DDoS attackers are taking advantage of the global scope of the Internet, the explosion in the number of applications and services in the cloud and the proliferation of millions and millions of poorly secured IoT devices that are easily compromised. Hackers are harnessing the power of vast IoT botnets to launch massive volumetric attacks from hundreds of thousands of endpoints Attacks targeting web servers or application servers can also knock out perimeter security appliances such as firewalls and intrusion protection systems. On top of this, the ever-increasing speed of Internet backbone and access connections means that the rate of traffic hitting networks and systems under attack is also increasing.

Hybrid multi-cloud enterprise IT presents attackers with a target-rich environment in which DDoS protection involves multiple approaches that work in concert to detect and mitigate attacks. There are cloud-based DDoS protection solutions for websites and Internet-facing applications. The leading cloud service providers offer some type of DDoS protection. Internet service providers (ISPs) deploy DDoS detection and mitigation systems in their own networks. Enterprises have the option of installing an on-premise DDoS protection appliance or relying on a DDoS protection service provided by the ISP.

There is no silver bullet and different solutions are required in each domain: enterprise networks, ISP networks, and in the cloud.

Detecting DDoS attacks is problematic when attacks generate what appears to be legitimate traffic. If websites or applications become slow or inaccessible to users, how does an enterprise IT manager determine if this is due to a sudden surge in demand vs. a DDoS attack? False positives are always a concern, and attacks should be mitigated immediately, but the last thing anyone wants to do is block legitimate traffic.

What if the enterprise itself isn’t under attack, but users are experiencing the effects of collateral damage due to overwhelming demand on networks or cloud infrastructure shared with the intended target? The effects of DDoS attacks can impact a wide radius surrounding the initial point of attack.

DDoS protection is complex and IT managers would be wise to seek solutions from vendors and service providers with proven expertise directly relevant to the particular needs of their enterprise. One approach is to outsource DDoS protection to managed security service providers. Large enterprises are often inclined to manage their own deployments, which could be a hybrid approach of on-premise and cloud-based detection and mitigation solutions.
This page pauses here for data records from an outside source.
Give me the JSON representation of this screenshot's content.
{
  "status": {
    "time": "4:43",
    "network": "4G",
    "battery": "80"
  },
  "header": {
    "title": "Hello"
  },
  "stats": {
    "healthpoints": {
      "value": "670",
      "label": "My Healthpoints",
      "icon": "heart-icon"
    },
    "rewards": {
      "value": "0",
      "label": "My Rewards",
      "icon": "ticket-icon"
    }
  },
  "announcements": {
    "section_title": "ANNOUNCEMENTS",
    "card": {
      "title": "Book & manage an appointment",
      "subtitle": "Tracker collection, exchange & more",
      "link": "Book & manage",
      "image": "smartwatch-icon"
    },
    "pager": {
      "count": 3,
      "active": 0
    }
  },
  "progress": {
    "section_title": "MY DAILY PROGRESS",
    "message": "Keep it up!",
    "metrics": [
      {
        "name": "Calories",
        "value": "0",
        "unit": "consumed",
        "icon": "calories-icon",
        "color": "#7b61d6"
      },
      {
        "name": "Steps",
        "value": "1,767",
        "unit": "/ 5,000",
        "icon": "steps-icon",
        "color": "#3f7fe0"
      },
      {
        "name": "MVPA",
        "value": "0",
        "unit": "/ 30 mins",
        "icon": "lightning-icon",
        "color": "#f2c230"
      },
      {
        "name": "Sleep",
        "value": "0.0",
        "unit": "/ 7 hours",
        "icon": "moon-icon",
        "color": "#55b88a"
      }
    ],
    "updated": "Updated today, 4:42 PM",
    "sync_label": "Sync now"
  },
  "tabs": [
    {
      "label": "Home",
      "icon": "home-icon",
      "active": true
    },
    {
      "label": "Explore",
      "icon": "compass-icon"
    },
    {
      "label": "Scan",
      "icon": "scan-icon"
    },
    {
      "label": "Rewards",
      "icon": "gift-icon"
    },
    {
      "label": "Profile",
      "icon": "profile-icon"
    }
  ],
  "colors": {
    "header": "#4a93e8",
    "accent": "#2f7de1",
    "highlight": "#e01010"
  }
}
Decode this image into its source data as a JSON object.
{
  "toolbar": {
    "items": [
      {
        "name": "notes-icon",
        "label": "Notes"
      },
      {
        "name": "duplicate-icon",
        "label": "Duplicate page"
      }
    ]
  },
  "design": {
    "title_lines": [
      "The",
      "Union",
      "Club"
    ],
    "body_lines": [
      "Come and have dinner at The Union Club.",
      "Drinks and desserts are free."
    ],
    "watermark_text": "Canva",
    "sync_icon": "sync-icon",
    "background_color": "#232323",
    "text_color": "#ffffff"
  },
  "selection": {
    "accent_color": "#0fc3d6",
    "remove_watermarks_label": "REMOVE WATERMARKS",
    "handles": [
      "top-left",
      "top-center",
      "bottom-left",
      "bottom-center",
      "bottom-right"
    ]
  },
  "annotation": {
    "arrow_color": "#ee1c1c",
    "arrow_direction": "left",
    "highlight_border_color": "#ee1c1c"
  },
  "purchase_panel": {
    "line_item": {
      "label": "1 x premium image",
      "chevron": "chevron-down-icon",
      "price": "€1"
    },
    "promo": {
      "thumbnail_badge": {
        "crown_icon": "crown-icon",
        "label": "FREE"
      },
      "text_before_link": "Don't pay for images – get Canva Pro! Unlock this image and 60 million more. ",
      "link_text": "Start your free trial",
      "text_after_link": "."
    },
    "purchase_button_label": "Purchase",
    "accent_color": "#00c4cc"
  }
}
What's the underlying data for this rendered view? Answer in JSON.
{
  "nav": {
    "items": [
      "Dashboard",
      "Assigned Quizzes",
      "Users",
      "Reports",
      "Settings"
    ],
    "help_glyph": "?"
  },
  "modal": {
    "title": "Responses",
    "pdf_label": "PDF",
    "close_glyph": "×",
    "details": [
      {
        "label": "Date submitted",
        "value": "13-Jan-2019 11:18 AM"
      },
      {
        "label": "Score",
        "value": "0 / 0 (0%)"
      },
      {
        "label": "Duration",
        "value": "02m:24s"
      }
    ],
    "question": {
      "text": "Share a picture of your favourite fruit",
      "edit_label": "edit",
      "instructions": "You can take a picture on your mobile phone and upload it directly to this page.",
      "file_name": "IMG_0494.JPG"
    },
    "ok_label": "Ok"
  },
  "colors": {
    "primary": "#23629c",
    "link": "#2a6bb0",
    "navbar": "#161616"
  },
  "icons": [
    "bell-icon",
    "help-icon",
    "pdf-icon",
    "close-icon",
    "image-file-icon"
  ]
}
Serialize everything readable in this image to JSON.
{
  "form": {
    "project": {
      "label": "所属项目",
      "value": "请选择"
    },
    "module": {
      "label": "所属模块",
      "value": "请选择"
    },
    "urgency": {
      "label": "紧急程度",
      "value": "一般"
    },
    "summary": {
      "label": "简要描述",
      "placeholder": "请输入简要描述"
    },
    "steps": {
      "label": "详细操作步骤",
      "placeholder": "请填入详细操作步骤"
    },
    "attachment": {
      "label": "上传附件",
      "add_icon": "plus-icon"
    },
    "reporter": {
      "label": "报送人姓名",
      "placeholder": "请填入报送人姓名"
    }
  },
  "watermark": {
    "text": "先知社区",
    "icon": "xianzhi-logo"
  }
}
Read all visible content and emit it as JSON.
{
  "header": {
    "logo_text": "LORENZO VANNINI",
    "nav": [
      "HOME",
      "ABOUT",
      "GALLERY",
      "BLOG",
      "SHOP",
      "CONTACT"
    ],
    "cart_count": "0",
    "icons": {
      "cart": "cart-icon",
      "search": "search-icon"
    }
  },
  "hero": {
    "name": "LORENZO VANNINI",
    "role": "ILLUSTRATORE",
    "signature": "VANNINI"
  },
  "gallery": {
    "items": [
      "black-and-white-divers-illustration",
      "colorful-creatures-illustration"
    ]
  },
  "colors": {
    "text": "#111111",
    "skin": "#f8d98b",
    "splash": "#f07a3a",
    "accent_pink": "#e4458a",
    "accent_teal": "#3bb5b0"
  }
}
Due to the vast scale of the Internet, effective DDoS protection relies on tools that constantly ingest network telemetry data and provide real-time visibility into Internet traffic flows, end-to-end network paths and the end points generating malicious traffic. Retaining historical data can be extremely valuable for characterizing attacks as they occur and to conduct post-mortem analysis, so IT managers should closely evaluate the benefits of DDoS protection solutions that incorporate Big Data for rapid, multi-dimensional analytics of network telemetry data.

Make no mistake, the bad guys aren’t going away, and the pace of DDoS attacks is not letting up. But thanks to recent advances in streaming telemetry, network visibility and Big Data, the good guys are armed with the weapons they need to maintain the peace.